How challenges were overcome 

Generally some of the following could be considered challenges in some situations where camps and services are managed by the refugee community, however they should not detract from the advantages of the community managed system:

  • Concerns over lack of control over the humanitarian activities managed by community;
  • Perceived risk of politicization of humanitarian activities;
  • Relative strength of refugee community in negotiations;
  • Occasional changes of leadership within the refugee community and elections;
  • Significant turnover of highly skilled community workforce who are vital in delivering basic services (e.g. doctors, nurses, teachers, judges and other skilled professionals);
  • Concern over conflicting interests as leaders are also beneficiaries;
  • Inability to contract directly with the refugee representation/bodies.

Although working with the refugee community as equal partners can bring such challenges, members of the community are held as a responsible actors in delivering services and managing the camps for their own population. Over the years, the humanitarian and refugee community have gained experience working together. This has allowed for the different interests, processes and relative strengths and weaknesses of each stakeholder to be better understood by the other. Both communities work together to promote humanitarian objectives.
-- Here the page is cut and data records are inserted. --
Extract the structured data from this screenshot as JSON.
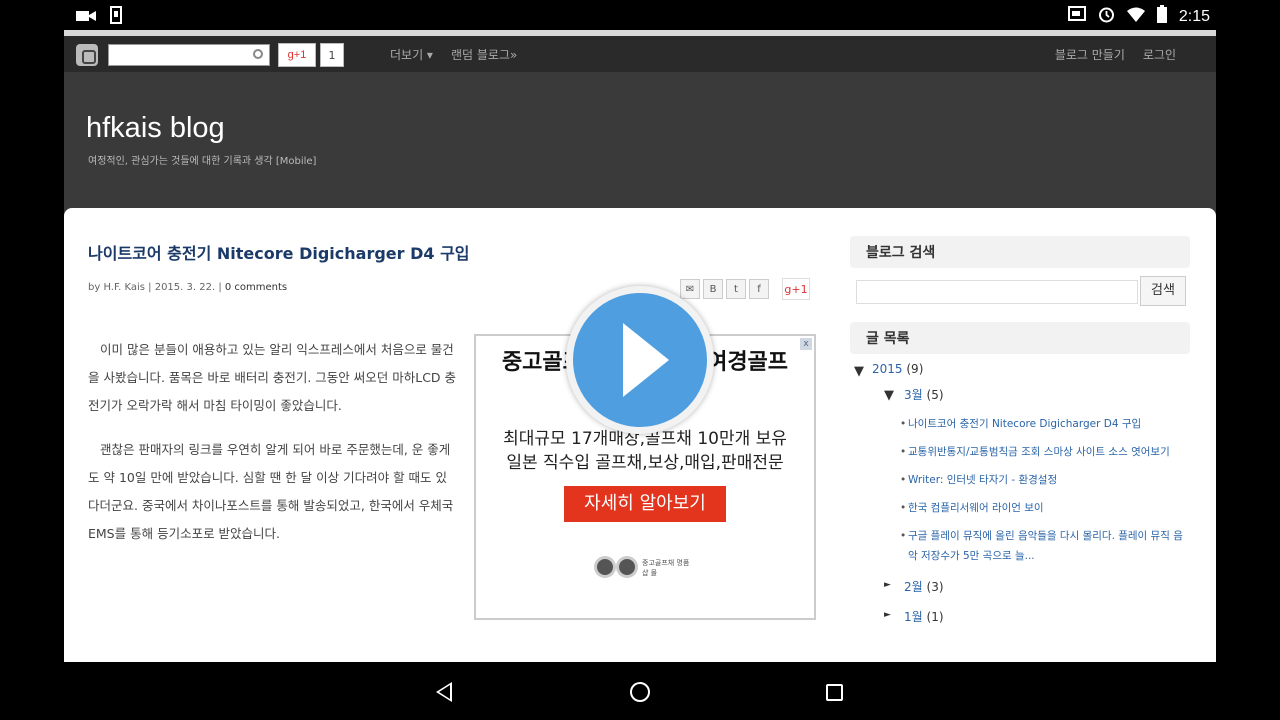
{
  "status_bar": {
    "time": "2:15",
    "icons_left": [
      "video-icon",
      "screen-icon"
    ],
    "icons_right": [
      "cast-icon",
      "alarm-icon",
      "wifi-icon",
      "battery-icon"
    ]
  },
  "topbar": {
    "gplus_label": "g+1",
    "gplus_count": "1",
    "nav": [
      "더보기 ▾",
      "랜덤 블로그»"
    ],
    "create_blog": "블로그 만들기",
    "login": "로그인"
  },
  "header": {
    "title": "hfkais blog",
    "description": "여정적인, 관심가는 것들에 대한 기록과 생각 [Mobile]"
  },
  "post": {
    "title": "나이트코어 충전기 Nitecore Digicharger D4 구입",
    "author": "by H.F. Kais",
    "date": "2015. 3. 22.",
    "comments": "0 comments",
    "share_plus": "g+1",
    "paragraphs": [
      "이미 많은 분들이 애용하고 있는 알리 익스프레스에서 처음으로 물건을 사봤습니다. 품목은 바로 배터리 충전기. 그동안 써오던 마하LCD 충전기가 오락가락 해서 마침 타이밍이 좋았습니다.",
      "괜찮은 판매자의 링크를 우연히 알게 되어 바로 주문했는데, 운 좋게도 약 10일 만에 받았습니다. 심할 땐 한 달 이상 기다려야 할 때도 있다더군요. 중국에서 차이나포스트를 통해 발송되었고, 한국에서 우체국 EMS를 통해 등기소포로 받았습니다."
    ]
  },
  "ad": {
    "title": "중고골프채 명품 모델 여경골프",
    "line1": "최대규모 17개매장,골프채 10만개 보유",
    "line2": "일본 직수입 골프채,보상,매입,판매전문",
    "button": "자세히 알아보기",
    "close": "x",
    "logo_text": "중고골프채\n명품샵 몰"
  },
  "sidebar": {
    "search_heading": "블로그 검색",
    "search_button": "검색",
    "archive_heading": "글 목록",
    "year": "2015",
    "year_count": "(9)",
    "month_open": "3월",
    "month_open_count": "(5)",
    "posts": [
      "나이트코어 충전기 Nitecore Digicharger D4 구입",
      "교통위반통지/교통범칙금 조회 스마상 사이트 소스 엿어보기",
      "Writer: 인터넷 타자기 - 환경설정",
      "한국 컴플리서웨어 라이언 보이",
      "구글 플레이 뮤직에 올린 음악들을 다시 몰리다. 플레이 뮤직 음악 저장수가 5만 곡으로 늘..."
    ],
    "months": [
      {
        "label": "2월",
        "count": "(3)"
      },
      {
        "label": "1월",
        "count": "(1)"
      }
    ]
  }
}
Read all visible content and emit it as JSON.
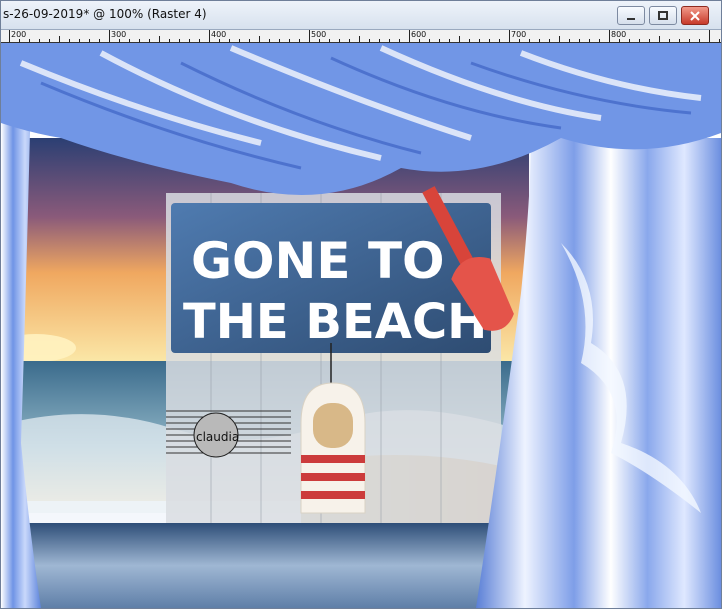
{
  "window": {
    "title": "s-26-09-2019* @ 100% (Raster 4)"
  },
  "controls": {
    "minimize_icon": "minimize-icon",
    "maximize_icon": "maximize-icon",
    "close_icon": "close-icon"
  },
  "ruler": {
    "labels": [
      "200",
      "300",
      "400",
      "500",
      "600",
      "700",
      "800"
    ]
  },
  "artwork": {
    "sign_line1": "GONE TO",
    "sign_line2": "THE BEACH",
    "watermark": "claudia"
  },
  "colors": {
    "close_button": "#d64533",
    "curtain": "#6f94e6",
    "sign": "#35577f"
  }
}
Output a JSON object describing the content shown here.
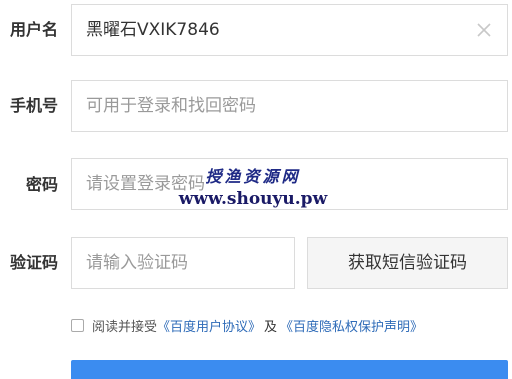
{
  "form": {
    "username": {
      "label": "用户名",
      "value": "黑曜石VXIK7846",
      "clear_icon": "close-icon"
    },
    "phone": {
      "label": "手机号",
      "placeholder": "可用于登录和找回密码"
    },
    "password": {
      "label": "密码",
      "placeholder": "请设置登录密码"
    },
    "captcha": {
      "label": "验证码",
      "placeholder": "请输入验证码",
      "button_label": "获取短信验证码"
    },
    "agreement": {
      "prefix": "阅读并接受",
      "link1": "《百度用户协议》",
      "and": "及",
      "link2": "《百度隐私权保护声明》",
      "checked": false
    },
    "submit": {
      "color": "#3b8cf0"
    }
  },
  "watermark": {
    "title": "授渔资源网",
    "url": "www.shouyu.pw"
  }
}
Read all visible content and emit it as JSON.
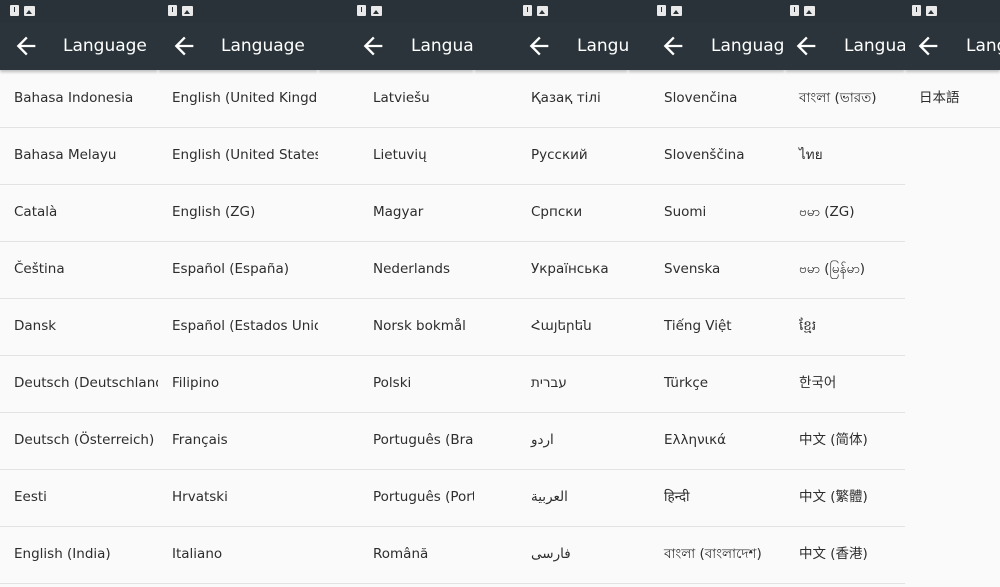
{
  "screen_title": "Language",
  "panels": [
    {
      "title": "Language",
      "items": [
        "Bahasa Indonesia",
        "Bahasa Melayu",
        "Català",
        "Čeština",
        "Dansk",
        "Deutsch (Deutschland)",
        "Deutsch (Österreich)",
        "Eesti",
        "English (India)"
      ]
    },
    {
      "title": "Language",
      "items": [
        "English (United Kingdom)",
        "English (United States)",
        "English (ZG)",
        "Español (España)",
        "Español (Estados Unidos)",
        "Filipino",
        "Français",
        "Hrvatski",
        "Italiano"
      ]
    },
    {
      "title": "Language",
      "items": [
        "Latviešu",
        "Lietuvių",
        "Magyar",
        "Nederlands",
        "Norsk bokmål",
        "Polski",
        "Português (Brasil)",
        "Português (Portugal)",
        "Română"
      ]
    },
    {
      "title": "Language",
      "items": [
        "Қазақ тілі",
        "Русский",
        "Српски",
        "Українська",
        "Հայերեն",
        "עברית",
        "اردو",
        "العربية",
        "فارسی"
      ]
    },
    {
      "title": "Language",
      "items": [
        "Slovenčina",
        "Slovenščina",
        "Suomi",
        "Svenska",
        "Tiếng Việt",
        "Türkçe",
        "Ελληνικά",
        "हिन्दी",
        "বাংলা (বাংলাদেশ)"
      ]
    },
    {
      "title": "Language",
      "items": [
        "বাংলা (ভারত)",
        "ไทย",
        "ဗမာ (ZG)",
        "ဗမာ (မြန်မာ)",
        "ខ្មែរ",
        "한국어",
        "中文 (简体)",
        "中文 (繁體)",
        "中文 (香港)"
      ]
    },
    {
      "title": "Language",
      "items": [
        "日本語"
      ]
    }
  ],
  "icons": {
    "back": "arrow-back-icon",
    "notification": "alert-notification-icon",
    "image": "image-notification-icon"
  },
  "colors": {
    "toolbar": "#2a343a",
    "statusbar": "#283238",
    "background": "#fafafa",
    "text": "#2d2d2d"
  }
}
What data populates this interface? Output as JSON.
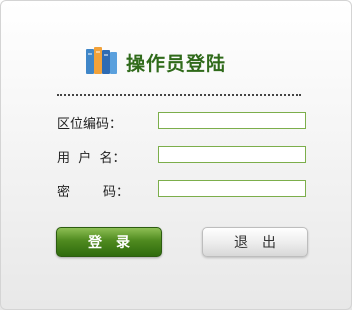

Results of the Good Practice

  • Empowerment and Participation: Participation is a right. It is encapsulated in the spirit of the Global Compact for Refugees to promote refugees as equal partners, placing them at the center of decision-making while encouraging the “whole of society approach”. The Saharwi refugee leadership groups manage a total of five camps near Tindouf, Algeria and have an established seat at the table. Refugees implement their own activities, manage their own partnerships and advocate for resources domestically and internationally.
  • Efficient, Equitable and Sustainable: The refugee leadership has managed the camps since their establishment in the mid-1970s. They promote solidarity, equality and volunteerism. This allows the camps to be run in an efficient and sustainable manner with refugees leading implementation and management of all basic services in the camps. Gender equality is also promoted within some sectors. For example, in education and social services, women may exceed 80% of the workforce, and currently constitute 2 out of the 5 camp representatives (‘Walis’).
  • Responding to Needs: The grass-roots structure of the camp management, divided from camp level down to neighbourhood level, allows for feedback at the ground level to quickly be received at the higher levels and efforts mobilised swiftly. This community structure is relied on by the humanitarian agencies across the programme cycle, from assessment, planning, implementation to evaluation. 
  • Long-Term Impact and Facilitating Solutions: This community-based structure of camp management provides an important opportunity to develop the communities’ leadership, advocacy, human rights, peace, education and project management skills that are useful in coping with their present situation and may also prove helpful in any future acceptable durable solution.

Next steps

  • Strengthen Existing System: Continue to work closely with the refugee community and strive to improve the system throughout the programme cycle as well as ensure that the community participate in humanitarian inter-agency planning processes;
  • Research and Document Impact: Conduct further research and better document the specific community-based practices, their impact, the relative strengths and weaknesses of the existing system, as well as how the general community participate and are empowered in decision making;
  • Contribute to Best Practice Guidelines: Produce, or contribute to, a detailed best practice guideline promoting proven elements of the community-based system as a potential best practice for other refugee and displacement situations to review and adapt to their context where possible.